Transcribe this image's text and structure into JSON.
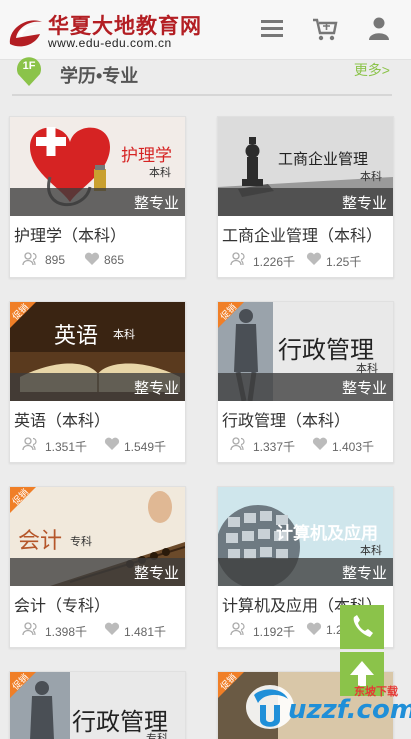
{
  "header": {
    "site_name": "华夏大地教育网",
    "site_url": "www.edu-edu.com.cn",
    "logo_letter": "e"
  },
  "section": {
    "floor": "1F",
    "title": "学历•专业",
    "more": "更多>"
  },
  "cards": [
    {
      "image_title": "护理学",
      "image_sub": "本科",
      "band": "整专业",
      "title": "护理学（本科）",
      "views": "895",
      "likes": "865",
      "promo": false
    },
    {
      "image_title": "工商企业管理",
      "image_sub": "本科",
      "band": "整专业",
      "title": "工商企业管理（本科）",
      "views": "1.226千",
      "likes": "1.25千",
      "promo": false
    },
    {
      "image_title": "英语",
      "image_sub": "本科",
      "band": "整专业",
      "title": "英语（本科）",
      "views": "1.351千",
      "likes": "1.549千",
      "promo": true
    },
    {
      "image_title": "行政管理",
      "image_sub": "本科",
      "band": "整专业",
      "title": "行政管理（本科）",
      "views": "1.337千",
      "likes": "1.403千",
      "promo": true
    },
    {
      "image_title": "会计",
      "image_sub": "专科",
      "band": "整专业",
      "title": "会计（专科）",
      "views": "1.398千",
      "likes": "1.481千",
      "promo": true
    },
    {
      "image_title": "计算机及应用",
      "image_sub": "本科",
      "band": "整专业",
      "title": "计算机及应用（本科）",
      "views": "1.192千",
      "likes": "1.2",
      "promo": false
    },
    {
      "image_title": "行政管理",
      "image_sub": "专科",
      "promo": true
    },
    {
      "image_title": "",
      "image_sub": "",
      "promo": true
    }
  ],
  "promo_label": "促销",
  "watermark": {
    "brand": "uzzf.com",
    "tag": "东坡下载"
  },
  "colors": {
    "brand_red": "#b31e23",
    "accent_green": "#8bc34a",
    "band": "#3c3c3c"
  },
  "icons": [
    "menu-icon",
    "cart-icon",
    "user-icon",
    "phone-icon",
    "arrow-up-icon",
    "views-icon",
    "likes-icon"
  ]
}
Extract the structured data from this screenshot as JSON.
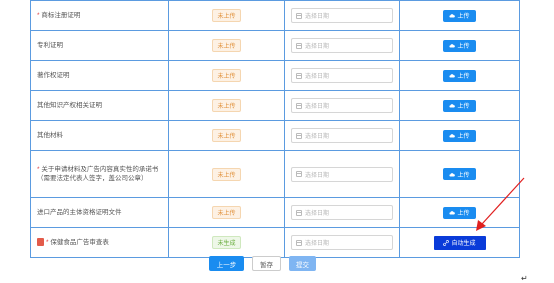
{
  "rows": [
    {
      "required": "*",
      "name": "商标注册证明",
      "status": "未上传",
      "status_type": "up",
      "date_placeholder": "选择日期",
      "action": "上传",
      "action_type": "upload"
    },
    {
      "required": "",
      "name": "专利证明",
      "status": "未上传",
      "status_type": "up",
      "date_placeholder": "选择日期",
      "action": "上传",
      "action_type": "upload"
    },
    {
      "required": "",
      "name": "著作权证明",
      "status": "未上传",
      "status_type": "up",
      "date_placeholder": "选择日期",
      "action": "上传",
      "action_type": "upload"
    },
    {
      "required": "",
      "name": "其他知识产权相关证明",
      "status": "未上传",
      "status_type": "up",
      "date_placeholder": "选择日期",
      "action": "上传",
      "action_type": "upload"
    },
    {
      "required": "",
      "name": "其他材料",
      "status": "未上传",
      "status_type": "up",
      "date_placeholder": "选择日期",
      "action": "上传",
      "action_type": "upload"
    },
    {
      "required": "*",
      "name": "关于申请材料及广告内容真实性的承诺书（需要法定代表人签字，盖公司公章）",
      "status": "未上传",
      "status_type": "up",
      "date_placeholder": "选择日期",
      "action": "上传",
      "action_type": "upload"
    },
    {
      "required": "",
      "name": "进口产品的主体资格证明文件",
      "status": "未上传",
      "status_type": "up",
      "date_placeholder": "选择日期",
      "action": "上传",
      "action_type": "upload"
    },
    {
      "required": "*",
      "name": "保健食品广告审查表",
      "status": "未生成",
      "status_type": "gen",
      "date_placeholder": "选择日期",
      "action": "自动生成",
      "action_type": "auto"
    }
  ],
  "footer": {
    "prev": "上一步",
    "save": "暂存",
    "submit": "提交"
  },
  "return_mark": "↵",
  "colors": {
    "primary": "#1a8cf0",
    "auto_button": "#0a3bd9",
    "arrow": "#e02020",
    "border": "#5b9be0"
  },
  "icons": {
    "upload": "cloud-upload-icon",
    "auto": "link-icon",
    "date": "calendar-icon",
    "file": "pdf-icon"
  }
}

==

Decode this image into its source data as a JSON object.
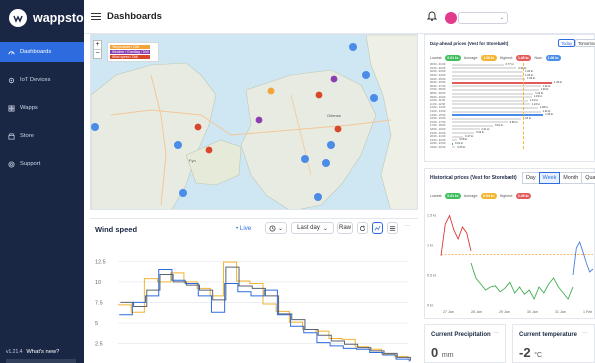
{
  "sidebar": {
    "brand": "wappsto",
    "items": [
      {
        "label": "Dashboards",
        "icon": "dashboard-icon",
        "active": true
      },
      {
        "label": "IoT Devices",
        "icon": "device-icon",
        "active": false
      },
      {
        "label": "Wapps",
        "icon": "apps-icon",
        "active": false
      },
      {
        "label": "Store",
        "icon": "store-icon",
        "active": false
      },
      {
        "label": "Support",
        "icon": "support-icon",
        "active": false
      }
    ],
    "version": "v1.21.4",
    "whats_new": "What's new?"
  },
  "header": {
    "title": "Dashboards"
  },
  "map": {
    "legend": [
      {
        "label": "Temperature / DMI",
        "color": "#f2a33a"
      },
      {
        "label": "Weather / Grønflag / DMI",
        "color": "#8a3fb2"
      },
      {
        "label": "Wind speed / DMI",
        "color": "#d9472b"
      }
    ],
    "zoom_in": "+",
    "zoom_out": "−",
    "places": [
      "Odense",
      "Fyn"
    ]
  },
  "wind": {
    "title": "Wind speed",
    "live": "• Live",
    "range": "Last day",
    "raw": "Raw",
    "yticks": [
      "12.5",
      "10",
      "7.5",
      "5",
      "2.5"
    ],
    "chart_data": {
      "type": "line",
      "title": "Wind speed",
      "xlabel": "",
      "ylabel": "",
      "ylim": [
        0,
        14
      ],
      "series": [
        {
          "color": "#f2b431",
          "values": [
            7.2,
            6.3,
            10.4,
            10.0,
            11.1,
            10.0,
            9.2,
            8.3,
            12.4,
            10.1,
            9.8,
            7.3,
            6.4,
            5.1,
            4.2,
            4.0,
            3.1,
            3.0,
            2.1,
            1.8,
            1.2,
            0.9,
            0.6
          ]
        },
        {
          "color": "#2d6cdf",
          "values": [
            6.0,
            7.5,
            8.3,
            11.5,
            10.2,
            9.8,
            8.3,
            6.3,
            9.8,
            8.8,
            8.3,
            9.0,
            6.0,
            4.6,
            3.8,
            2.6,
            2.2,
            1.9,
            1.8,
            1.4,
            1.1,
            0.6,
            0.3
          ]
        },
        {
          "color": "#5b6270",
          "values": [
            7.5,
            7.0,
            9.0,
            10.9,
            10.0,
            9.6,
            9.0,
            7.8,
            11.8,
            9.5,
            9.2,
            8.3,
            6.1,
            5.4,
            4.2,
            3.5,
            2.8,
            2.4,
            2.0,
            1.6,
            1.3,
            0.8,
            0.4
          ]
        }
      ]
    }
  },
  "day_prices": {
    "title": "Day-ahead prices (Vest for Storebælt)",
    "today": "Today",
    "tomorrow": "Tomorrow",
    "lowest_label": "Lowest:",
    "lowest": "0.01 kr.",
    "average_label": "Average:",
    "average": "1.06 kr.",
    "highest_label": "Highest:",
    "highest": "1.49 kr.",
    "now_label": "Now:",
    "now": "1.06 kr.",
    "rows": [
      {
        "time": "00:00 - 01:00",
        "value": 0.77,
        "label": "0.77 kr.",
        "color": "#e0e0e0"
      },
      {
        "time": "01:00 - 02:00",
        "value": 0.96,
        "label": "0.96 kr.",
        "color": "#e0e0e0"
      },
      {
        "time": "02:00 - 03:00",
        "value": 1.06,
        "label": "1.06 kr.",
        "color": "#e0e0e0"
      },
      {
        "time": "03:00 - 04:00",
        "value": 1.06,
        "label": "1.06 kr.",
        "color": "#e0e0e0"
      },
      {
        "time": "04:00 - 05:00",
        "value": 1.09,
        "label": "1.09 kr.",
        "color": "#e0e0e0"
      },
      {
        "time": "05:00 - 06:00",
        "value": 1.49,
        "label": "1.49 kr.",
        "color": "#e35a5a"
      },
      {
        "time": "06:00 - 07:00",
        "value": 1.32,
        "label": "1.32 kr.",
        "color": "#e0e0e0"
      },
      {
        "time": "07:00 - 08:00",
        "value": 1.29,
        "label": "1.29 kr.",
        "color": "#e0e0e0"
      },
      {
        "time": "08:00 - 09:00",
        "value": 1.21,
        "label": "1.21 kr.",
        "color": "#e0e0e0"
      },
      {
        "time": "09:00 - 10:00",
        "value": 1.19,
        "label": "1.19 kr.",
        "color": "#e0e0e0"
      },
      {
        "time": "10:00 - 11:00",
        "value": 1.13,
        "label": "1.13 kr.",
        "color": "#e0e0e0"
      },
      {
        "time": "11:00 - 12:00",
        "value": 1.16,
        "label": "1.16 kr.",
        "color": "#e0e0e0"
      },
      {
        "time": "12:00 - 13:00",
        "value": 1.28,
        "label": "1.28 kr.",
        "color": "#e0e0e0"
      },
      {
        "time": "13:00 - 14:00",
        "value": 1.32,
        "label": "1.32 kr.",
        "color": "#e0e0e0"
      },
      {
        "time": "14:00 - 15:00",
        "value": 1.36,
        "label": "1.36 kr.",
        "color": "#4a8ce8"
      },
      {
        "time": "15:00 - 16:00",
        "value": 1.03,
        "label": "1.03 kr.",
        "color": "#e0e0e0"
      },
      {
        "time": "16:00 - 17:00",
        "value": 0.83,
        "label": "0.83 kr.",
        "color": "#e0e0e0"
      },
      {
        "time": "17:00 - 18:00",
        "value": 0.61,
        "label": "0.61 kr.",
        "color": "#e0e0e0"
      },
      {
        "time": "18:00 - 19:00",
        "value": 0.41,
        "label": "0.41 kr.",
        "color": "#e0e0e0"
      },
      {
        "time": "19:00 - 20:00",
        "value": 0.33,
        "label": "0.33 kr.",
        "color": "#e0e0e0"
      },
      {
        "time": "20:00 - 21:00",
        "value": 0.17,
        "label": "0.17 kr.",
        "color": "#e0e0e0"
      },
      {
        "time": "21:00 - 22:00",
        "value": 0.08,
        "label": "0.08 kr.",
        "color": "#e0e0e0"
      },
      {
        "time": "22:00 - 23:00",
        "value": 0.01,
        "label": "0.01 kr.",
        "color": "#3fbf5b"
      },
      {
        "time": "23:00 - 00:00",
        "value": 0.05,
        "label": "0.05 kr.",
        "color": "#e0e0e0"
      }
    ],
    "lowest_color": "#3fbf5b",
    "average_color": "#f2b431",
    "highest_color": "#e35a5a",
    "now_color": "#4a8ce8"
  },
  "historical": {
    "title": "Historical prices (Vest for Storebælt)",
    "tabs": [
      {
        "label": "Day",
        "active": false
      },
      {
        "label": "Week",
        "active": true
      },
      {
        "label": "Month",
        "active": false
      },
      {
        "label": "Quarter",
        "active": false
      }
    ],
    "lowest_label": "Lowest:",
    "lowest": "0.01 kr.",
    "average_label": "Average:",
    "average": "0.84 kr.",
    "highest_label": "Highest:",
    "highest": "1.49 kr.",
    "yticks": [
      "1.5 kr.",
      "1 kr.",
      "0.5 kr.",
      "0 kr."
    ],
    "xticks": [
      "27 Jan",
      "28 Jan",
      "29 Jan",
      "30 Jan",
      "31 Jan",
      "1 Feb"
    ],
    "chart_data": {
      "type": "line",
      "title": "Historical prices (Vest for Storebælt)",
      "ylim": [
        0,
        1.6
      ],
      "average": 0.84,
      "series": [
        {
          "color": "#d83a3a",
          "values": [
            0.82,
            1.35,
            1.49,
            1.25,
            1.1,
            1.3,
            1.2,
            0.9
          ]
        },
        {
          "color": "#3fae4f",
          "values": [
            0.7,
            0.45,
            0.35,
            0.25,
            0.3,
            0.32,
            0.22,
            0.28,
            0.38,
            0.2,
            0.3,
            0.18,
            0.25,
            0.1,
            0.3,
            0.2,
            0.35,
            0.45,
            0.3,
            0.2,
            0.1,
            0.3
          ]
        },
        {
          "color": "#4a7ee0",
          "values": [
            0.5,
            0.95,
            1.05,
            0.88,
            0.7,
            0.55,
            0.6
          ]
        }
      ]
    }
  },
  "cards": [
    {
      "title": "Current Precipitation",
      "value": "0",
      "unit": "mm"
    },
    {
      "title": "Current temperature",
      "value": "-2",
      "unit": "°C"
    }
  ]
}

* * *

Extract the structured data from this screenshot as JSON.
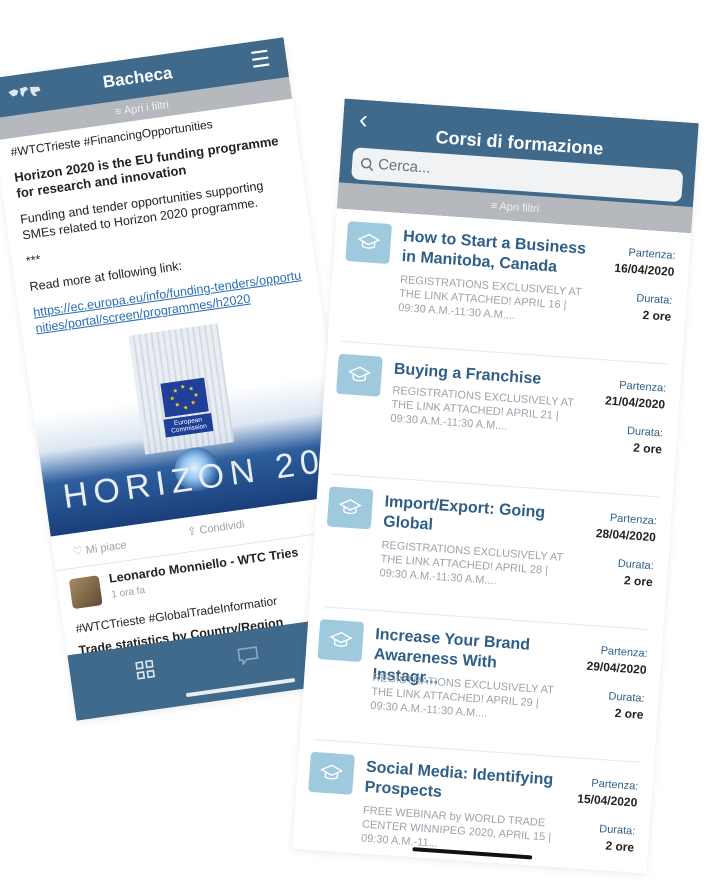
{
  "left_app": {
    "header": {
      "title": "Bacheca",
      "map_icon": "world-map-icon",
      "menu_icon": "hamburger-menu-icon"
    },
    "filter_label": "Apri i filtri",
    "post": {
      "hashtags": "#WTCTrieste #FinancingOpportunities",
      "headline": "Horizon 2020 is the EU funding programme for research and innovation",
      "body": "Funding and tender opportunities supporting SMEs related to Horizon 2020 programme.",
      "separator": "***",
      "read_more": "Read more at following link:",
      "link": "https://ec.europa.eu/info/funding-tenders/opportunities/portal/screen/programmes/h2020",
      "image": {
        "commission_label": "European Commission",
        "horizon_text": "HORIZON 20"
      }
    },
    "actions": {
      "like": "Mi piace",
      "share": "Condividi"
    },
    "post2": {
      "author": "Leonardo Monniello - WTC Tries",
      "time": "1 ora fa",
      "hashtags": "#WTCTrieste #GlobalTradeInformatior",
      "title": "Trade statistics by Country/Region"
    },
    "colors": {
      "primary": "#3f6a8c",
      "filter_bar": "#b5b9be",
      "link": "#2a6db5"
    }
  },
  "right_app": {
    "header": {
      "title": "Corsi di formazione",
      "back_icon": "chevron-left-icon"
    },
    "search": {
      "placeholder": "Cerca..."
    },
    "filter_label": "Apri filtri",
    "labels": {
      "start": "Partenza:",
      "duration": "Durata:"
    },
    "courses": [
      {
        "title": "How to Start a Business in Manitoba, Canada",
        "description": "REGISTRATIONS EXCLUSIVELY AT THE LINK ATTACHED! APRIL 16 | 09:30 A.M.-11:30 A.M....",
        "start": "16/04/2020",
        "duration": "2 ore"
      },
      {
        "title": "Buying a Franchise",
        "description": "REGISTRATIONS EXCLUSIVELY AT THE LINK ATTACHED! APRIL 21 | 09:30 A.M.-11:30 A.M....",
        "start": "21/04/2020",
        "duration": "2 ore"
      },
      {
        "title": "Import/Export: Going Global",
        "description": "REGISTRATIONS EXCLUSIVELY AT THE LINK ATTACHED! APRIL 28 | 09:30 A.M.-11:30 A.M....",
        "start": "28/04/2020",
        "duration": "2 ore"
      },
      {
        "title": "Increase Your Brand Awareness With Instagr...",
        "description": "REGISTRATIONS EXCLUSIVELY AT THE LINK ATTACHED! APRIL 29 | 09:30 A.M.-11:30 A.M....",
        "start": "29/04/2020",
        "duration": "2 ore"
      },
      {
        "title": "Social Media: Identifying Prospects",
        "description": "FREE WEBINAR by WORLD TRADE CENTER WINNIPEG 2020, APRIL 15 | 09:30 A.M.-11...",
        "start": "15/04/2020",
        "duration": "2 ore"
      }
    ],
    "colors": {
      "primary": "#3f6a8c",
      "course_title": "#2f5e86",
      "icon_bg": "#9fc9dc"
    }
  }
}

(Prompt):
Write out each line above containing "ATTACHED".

(Reply to the exercise):
        "description": "REGISTRATIONS EXCLUSIVELY AT THE LINK ATTACHED! APRIL 16 | 09:30 A.M.-11:30 A.M....",
        "description": "REGISTRATIONS EXCLUSIVELY AT THE LINK ATTACHED! APRIL 21 | 09:30 A.M.-11:30 A.M....",
        "description": "REGISTRATIONS EXCLUSIVELY AT THE LINK ATTACHED! APRIL 28 | 09:30 A.M.-11:30 A.M....",
        "description": "REGISTRATIONS EXCLUSIVELY AT THE LINK ATTACHED! APRIL 29 | 09:30 A.M.-11:30 A.M....",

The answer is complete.